Show Summary Details

Page of

PRINTED FROM OXFORD HANDBOOKS ONLINE ( © Oxford University Press, 2018. All Rights Reserved. Under the terms of the licence agreement, an individual user may print out a PDF of a single chapter of a title in Oxford Handbooks Online for personal use (for details see Privacy Policy and Legal Notice).

date: 13 May 2021

Abstract and Keywords

This chapter charts the evolution of a great power system between the fall of Constantinople in 1453 and the end of the Napoleonic Wars in 1815. It shows that while the contest absorbed ever greater parts of the continent, and soon spread overseas, its main focus lay in Central Europe. Conceptually, there was tension between powers with universal claims on ideological grounds and ‘great powers’ who were pursuing a narrower state interest. There was also a demand for a ‘balance of power’ to ensure that no single actor became a danger to the overall system. Another important distinction was between ‘revolutionary’ powers and ‘status quo’ powers. Despite being severely challenged by power shifts, however, the system remained capable of accommodating rising powers. It was also a world where intervention into the internal affairs of other states was considered legitimate, if the maintenance of stability in the system required it.

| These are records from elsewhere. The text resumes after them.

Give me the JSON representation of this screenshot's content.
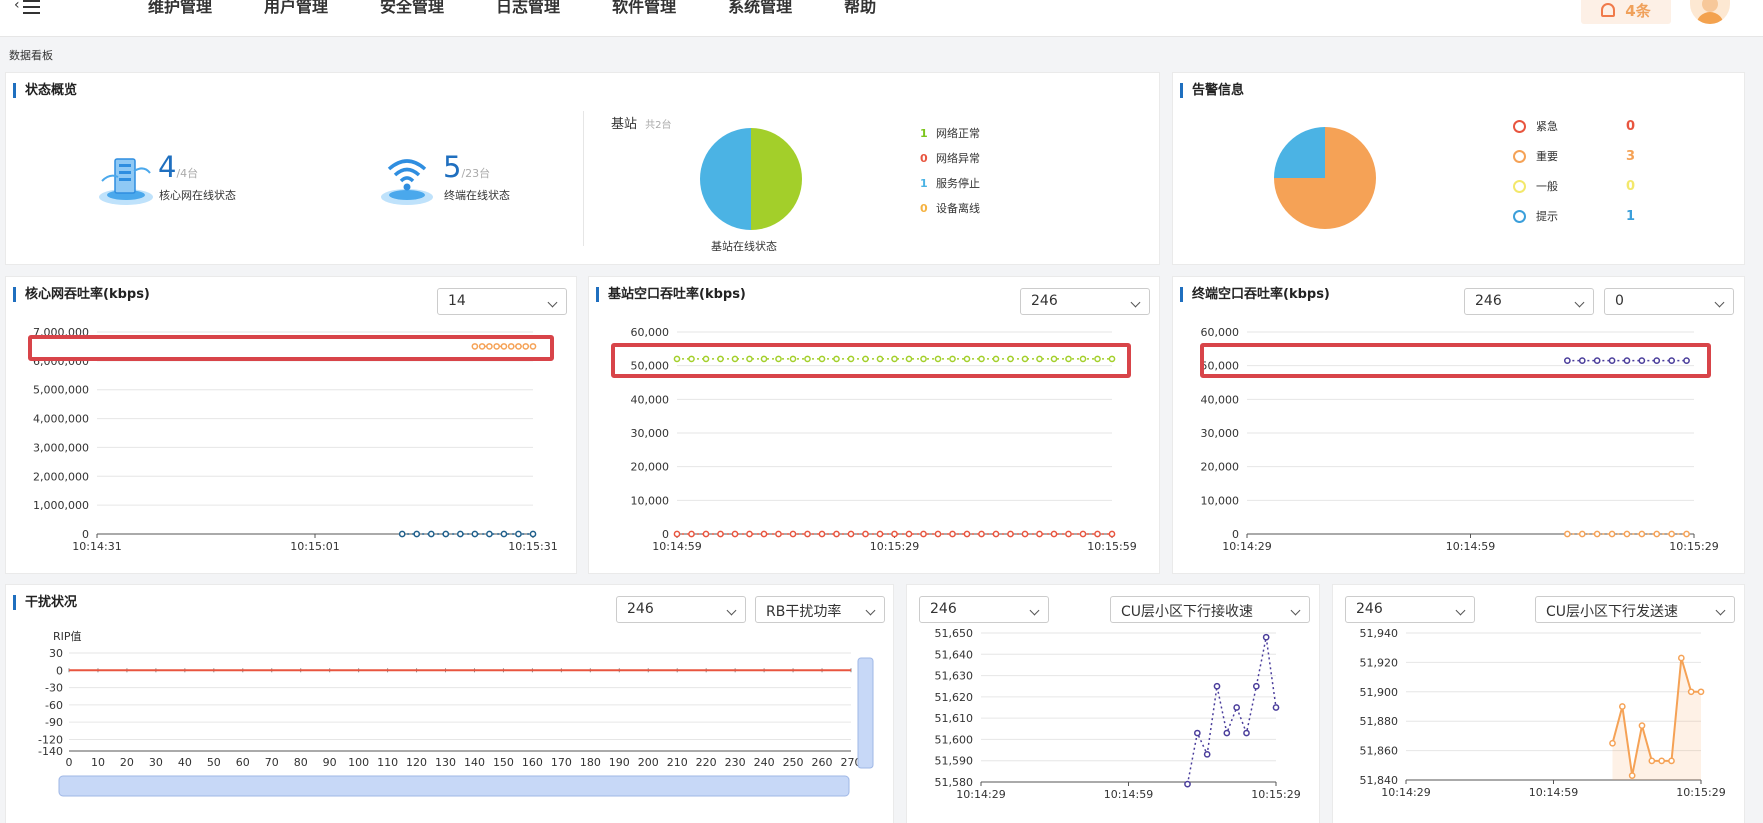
{
  "header": {
    "menu_items": [
      "维护管理",
      "用户管理",
      "安全管理",
      "日志管理",
      "软件管理",
      "系统管理",
      "帮助"
    ],
    "alarm_count": "4条"
  },
  "breadcrumb": "数据看板",
  "status_overview": {
    "title": "状态概览",
    "core": {
      "value": "4",
      "of": "/4台",
      "label": "核心网在线状态"
    },
    "terminal": {
      "value": "5",
      "of": "/23台",
      "label": "终端在线状态"
    },
    "base_station": {
      "title": "基站",
      "count": "共2台",
      "caption": "基站在线状态",
      "legend": [
        {
          "count": "1",
          "label": "网络正常",
          "color": "#7cc51c"
        },
        {
          "count": "0",
          "label": "网络异常",
          "color": "#e8553f"
        },
        {
          "count": "1",
          "label": "服务停止",
          "color": "#4bb3e4"
        },
        {
          "count": "0",
          "label": "设备离线",
          "color": "#f5b240"
        }
      ]
    }
  },
  "alarm_info": {
    "title": "告警信息",
    "legend": [
      {
        "label": "紧急",
        "count": "0",
        "color": "#e8553f"
      },
      {
        "label": "重要",
        "count": "3",
        "color": "#f5a256"
      },
      {
        "label": "一般",
        "count": "0",
        "color": "#f3e86b"
      },
      {
        "label": "提示",
        "count": "1",
        "color": "#3b9fdb"
      }
    ]
  },
  "core_throughput": {
    "title": "核心网吞吐率(kbps)",
    "select": "14"
  },
  "bs_throughput": {
    "title": "基站空口吞吐率(kbps)",
    "select": "246"
  },
  "term_throughput": {
    "title": "终端空口吞吐率(kbps)",
    "select1": "246",
    "select2": "0"
  },
  "interference": {
    "title": "干扰状况",
    "select1": "246",
    "select2": "RB干扰功率",
    "ylabel": "RIP值"
  },
  "dl_receive": {
    "select1": "246",
    "select2": "CU层小区下行接收速"
  },
  "dl_send": {
    "select1": "246",
    "select2": "CU层小区下行发送速"
  },
  "chart_data": [
    {
      "type": "pie",
      "name": "base_station_online",
      "values": [
        {
          "label": "网络正常",
          "value": 1,
          "color": "#a3cf2a"
        },
        {
          "label": "服务停止",
          "value": 1,
          "color": "#4bb3e4"
        }
      ]
    },
    {
      "type": "pie",
      "name": "alarms",
      "values": [
        {
          "label": "重要",
          "value": 3,
          "color": "#f5a256"
        },
        {
          "label": "提示",
          "value": 1,
          "color": "#4bb3e4"
        }
      ]
    },
    {
      "type": "line",
      "name": "core_throughput",
      "y_ticks": [
        0,
        1000000,
        2000000,
        3000000,
        4000000,
        5000000,
        6000000,
        7000000
      ],
      "ylim": [
        0,
        7000000
      ],
      "x_ticks": [
        "10:14:31",
        "10:15:01",
        "10:15:31"
      ],
      "x_range": [
        0,
        60
      ],
      "series": [
        {
          "color": "#f5a256",
          "x": [
            52,
            53,
            54,
            55,
            56,
            57,
            58,
            59,
            60
          ],
          "y": [
            6500000,
            6500000,
            6500000,
            6500000,
            6500000,
            6500000,
            6500000,
            6500000,
            6500000
          ]
        },
        {
          "color": "#1f5f8b",
          "x": [
            42,
            44,
            46,
            48,
            50,
            52,
            54,
            56,
            58,
            60
          ],
          "y": [
            0,
            0,
            0,
            0,
            0,
            0,
            0,
            0,
            0,
            0
          ]
        }
      ]
    },
    {
      "type": "line",
      "name": "bs_throughput",
      "y_ticks": [
        0,
        10000,
        20000,
        30000,
        40000,
        50000,
        60000
      ],
      "ylim": [
        0,
        60000
      ],
      "x_ticks": [
        "10:14:59",
        "10:15:29",
        "10:15:59"
      ],
      "x_range": [
        0,
        60
      ],
      "series": [
        {
          "color": "#a3cf2a",
          "from": 0,
          "to": 60,
          "step": 2,
          "y": 52000
        },
        {
          "color": "#e8553f",
          "from": 0,
          "to": 60,
          "step": 2,
          "y": 0
        }
      ]
    },
    {
      "type": "line",
      "name": "term_throughput",
      "y_ticks": [
        0,
        10000,
        20000,
        30000,
        40000,
        50000,
        60000
      ],
      "ylim": [
        0,
        60000
      ],
      "x_ticks": [
        "10:14:29",
        "10:14:59",
        "10:15:29"
      ],
      "x_range": [
        0,
        60
      ],
      "series": [
        {
          "color": "#4a3d9b",
          "from": 43,
          "to": 60,
          "step": 2,
          "y": 51500
        },
        {
          "color": "#f5a256",
          "from": 43,
          "to": 60,
          "step": 2,
          "y": 0
        }
      ]
    },
    {
      "type": "line",
      "name": "interference",
      "y_ticks": [
        30,
        0,
        -30,
        -60,
        -90,
        -120,
        -140
      ],
      "ylim": [
        -140,
        30
      ],
      "x_ticks": [
        0,
        10,
        20,
        30,
        40,
        50,
        60,
        70,
        80,
        90,
        100,
        110,
        120,
        130,
        140,
        150,
        160,
        170,
        180,
        190,
        200,
        210,
        220,
        230,
        240,
        250,
        260,
        270
      ],
      "x_range": [
        0,
        270
      ],
      "series": [
        {
          "color": "#e8553f",
          "value": 0
        }
      ]
    },
    {
      "type": "line",
      "name": "dl_receive",
      "y_ticks": [
        51580,
        51590,
        51600,
        51610,
        51620,
        51630,
        51640,
        51650
      ],
      "ylim": [
        51580,
        51650
      ],
      "x_ticks": [
        "10:14:29",
        "10:14:59",
        "10:15:29"
      ],
      "x_range": [
        0,
        60
      ],
      "series": [
        {
          "color": "#4a3d9b",
          "x": [
            42,
            44,
            46,
            48,
            50,
            52,
            54,
            56,
            58,
            60
          ],
          "y": [
            51579,
            51603,
            51593,
            51625,
            51603,
            51615,
            51603,
            51625,
            51648,
            51615
          ]
        }
      ]
    },
    {
      "type": "area",
      "name": "dl_send",
      "y_ticks": [
        51840,
        51860,
        51880,
        51900,
        51920,
        51940
      ],
      "ylim": [
        51840,
        51940
      ],
      "x_ticks": [
        "10:14:29",
        "10:14:59",
        "10:15:29"
      ],
      "x_range": [
        0,
        60
      ],
      "series": [
        {
          "color": "#f5a256",
          "x": [
            42,
            44,
            46,
            48,
            50,
            52,
            54,
            56,
            58,
            60
          ],
          "y": [
            51865,
            51890,
            51843,
            51877,
            51853,
            51853,
            51853,
            51923,
            51900,
            51900
          ]
        }
      ]
    }
  ]
}
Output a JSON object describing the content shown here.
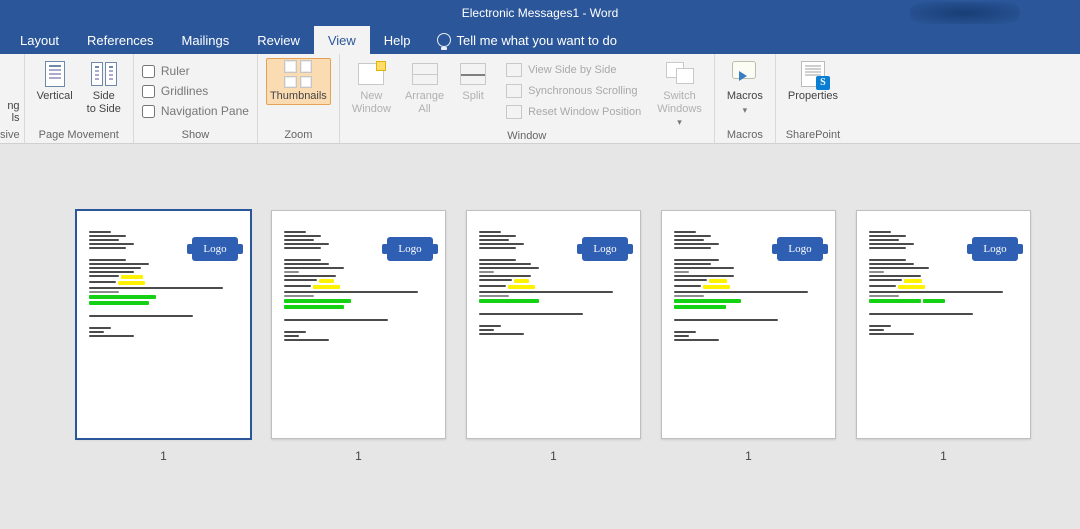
{
  "title": "Electronic Messages1  -  Word",
  "tabs": {
    "layout": "Layout",
    "references": "References",
    "mailings": "Mailings",
    "review": "Review",
    "view": "View",
    "help": "Help"
  },
  "tell_me": "Tell me what you want to do",
  "ribbon": {
    "page_movement": {
      "vertical": "Vertical",
      "side_to_side": "Side\nto Side",
      "group_label": "Page Movement"
    },
    "show": {
      "ruler": "Ruler",
      "gridlines": "Gridlines",
      "nav_pane": "Navigation Pane",
      "group_label": "Show"
    },
    "zoom": {
      "thumbnails": "Thumbnails",
      "group_label": "Zoom"
    },
    "window": {
      "new_window": "New\nWindow",
      "arrange_all": "Arrange\nAll",
      "split": "Split",
      "side_by_side": "View Side by Side",
      "sync_scroll": "Synchronous Scrolling",
      "reset_pos": "Reset Window Position",
      "switch": "Switch\nWindows",
      "group_label": "Window"
    },
    "macros": {
      "label": "Macros",
      "group_label": "Macros"
    },
    "sharepoint": {
      "label": "Properties",
      "group_label": "SharePoint"
    }
  },
  "thumbnails": {
    "logo_text": "Logo",
    "page_nums": [
      "1",
      "1",
      "1",
      "1",
      "1"
    ]
  },
  "truncated_left": {
    "line1": "ng",
    "line2": "ls",
    "line3": "sive"
  }
}
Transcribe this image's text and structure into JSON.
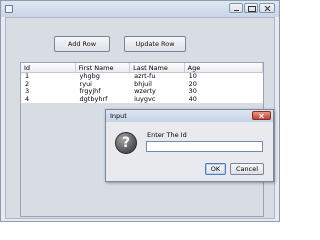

Keywords: Balance of power, Christendom, Holy Roman empire, norms, Peace of Westphalia, revolutionary powers, rising powers, status quo powers, state system, society of states

Access to the complete content on Oxford Handbooks Online requires a subscription or purchase. Public users are able to search the site and view the abstracts and keywords for each book and chapter without a subscription.

Please subscribe or login to access full text content.

If you have purchased a print title that contains an access token, please see the token for information about how to register your code.

For questions on access or troubleshooting, please check our FAQs, and if you can''t find the answer there, please contact us.